F. Harold Hayward, instructor at the academy which bore his name and a well-versed artisan himself, had no answer for the adept touch of his mysterious pupil--while also noting similarities between the works of Roose and Raphael--simply quipping, "It's a puzzle to me." Being a practical man he discounted the notion of a spook or spirit-hand guiding Miss Roose but could offer no reasonable alternative either. Though he did muse upon one mitigating factor, "She has inspiration." while motioning to the painting of Christ. Divinely inspired? We shall never know.

Even the reporter from the Free Press seemed convinced in a back-handed way, noting that the hand of Christ seemed to be reaching out towards him and touching the ethereal believer within that had long been maligned by academics and the study of humanity at large. The mystery, indeed, was both the question and answer itself.

*     *     *

April 30, 2016

The unfortunate thing about online research is that sometimes the sources run dry. As was the case with this story. Not due to a lack of material but because the parameters of the searches are confined by the available databases.  

The Detroit Free Press Historical Archives through Pro Quest--which I have a free subscription to via my public library--abruptly end in 1922.

Such isn't the case with but they charge $100+ per year to use and searches are limited to a dozen or so a month. Which is not a feasible expense for me since I have an 8-year-old child to provide for. But enough of my postscript preamble.

A recent post on Wet Canvas provided the impetus for this update. Also shown there is a press photo of Miss Rouse that is selling on eBay which wasn't available at the time of my original blog.

And if you dig deep enough on Google you can find the photo below which was available on eBay a few years back:

Both coincide with the newspaper articles posted above though I've doctored them a little with my minimal photo editing skills and my even less discriminating palette, considering that I am red-green colorblind.

Regardless of our pratfalls here's the "big" update:

The Owosso Argus-Press, May 19, 1923
Six months later Miss Maude was showcasing both her Spiritualism and artwork alongside Charles Whaley, who had some notoriety himself in the movement:

Though he probably didn't get the kind of respect that he desired:

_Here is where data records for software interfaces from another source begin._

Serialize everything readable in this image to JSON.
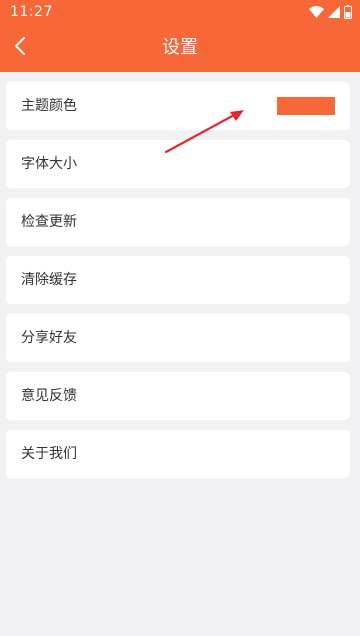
{
  "status_bar": {
    "time": "11:27",
    "icons": [
      "wifi-icon",
      "cell-signal-icon",
      "battery-icon"
    ]
  },
  "toolbar": {
    "title": "设置",
    "back_icon": "chevron-left-icon"
  },
  "settings": {
    "items": [
      {
        "label": "主题颜色"
      },
      {
        "label": "字体大小"
      },
      {
        "label": "检查更新"
      },
      {
        "label": "清除缓存"
      },
      {
        "label": "分享好友"
      },
      {
        "label": "意见反馈"
      },
      {
        "label": "关于我们"
      }
    ]
  },
  "colors": {
    "accent": "#f76738",
    "background": "#f1f1f3",
    "card": "#ffffff",
    "text": "#333333",
    "annotation": "#e8262a"
  }
}
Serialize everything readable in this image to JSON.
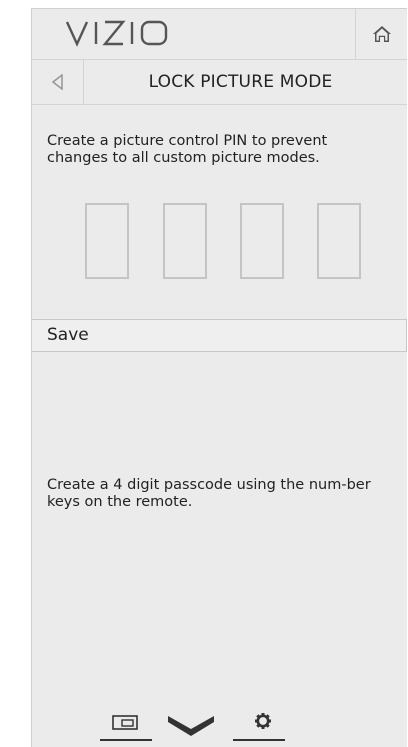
{
  "header": {
    "logo_text": "VIZIO",
    "home_icon": "home-icon"
  },
  "titlebar": {
    "back_icon": "back-arrow-icon",
    "title": "LOCK PICTURE MODE"
  },
  "main": {
    "description": "Create a picture control PIN to prevent changes to all custom picture modes.",
    "pin_boxes": [
      "",
      "",
      "",
      ""
    ],
    "save_label": "Save",
    "hint": "Create a 4 digit passcode using the num-ber keys on the remote."
  },
  "bottom_nav": {
    "items": [
      {
        "icon": "input-icon"
      },
      {
        "icon": "chevron-down-icon"
      },
      {
        "icon": "gear-icon"
      }
    ]
  },
  "colors": {
    "panel_bg": "#ebebeb",
    "border": "#d4d4d4",
    "pin_border": "#c4c4c4",
    "text": "#222222",
    "icon": "#555555"
  }
}
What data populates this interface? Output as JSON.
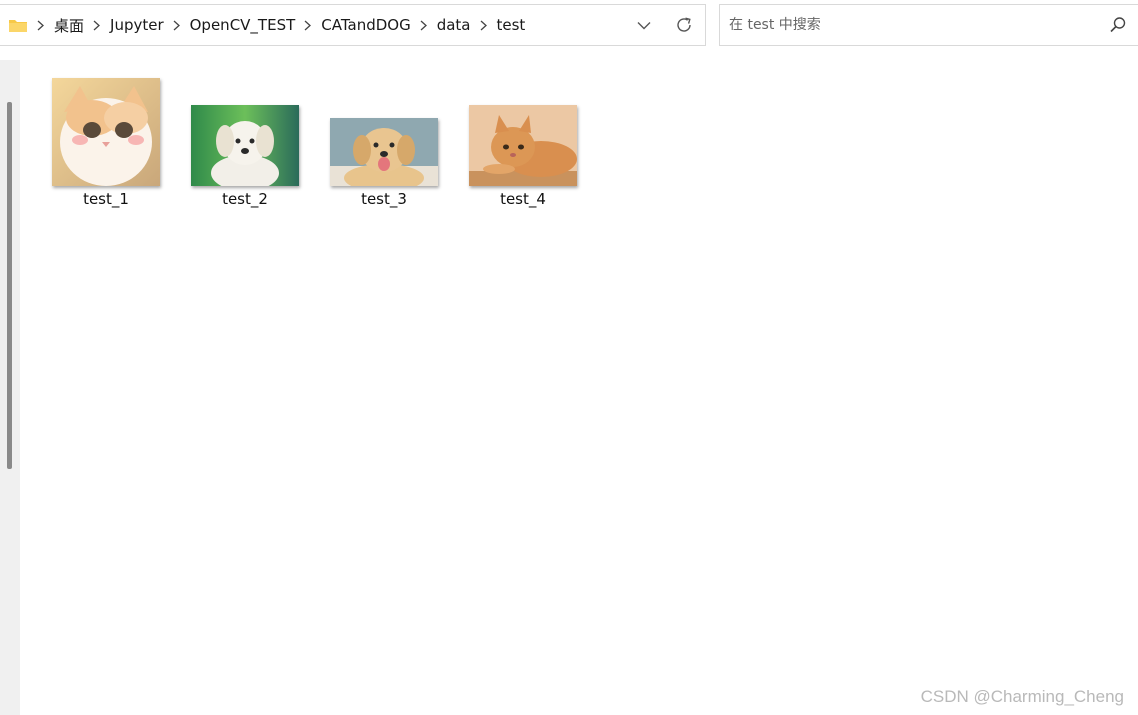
{
  "address_bar": {
    "crumbs": [
      "桌面",
      "Jupyter",
      "OpenCV_TEST",
      "CATandDOG",
      "data",
      "test"
    ]
  },
  "search": {
    "placeholder": "在 test 中搜索"
  },
  "files": [
    {
      "name": "test_1",
      "thumb": "cat-photo"
    },
    {
      "name": "test_2",
      "thumb": "dog-photo"
    },
    {
      "name": "test_3",
      "thumb": "dog-photo"
    },
    {
      "name": "test_4",
      "thumb": "cat-photo"
    }
  ],
  "watermark": "CSDN @Charming_Cheng",
  "icons": {
    "folder": "folder-icon",
    "chevron": "chevron-right-icon",
    "dropdown": "chevron-down-icon",
    "refresh": "refresh-icon",
    "search": "search-icon"
  },
  "colors": {
    "folder": "#f7c948",
    "border": "#d9d9d9"
  }
}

The Owosso Argus-Press, May 28, 1930
As for Maude: whether her career continued or she faded away into further obscurity has yet to be revealed to me. I shall update further when or if the pertinent answers come my way.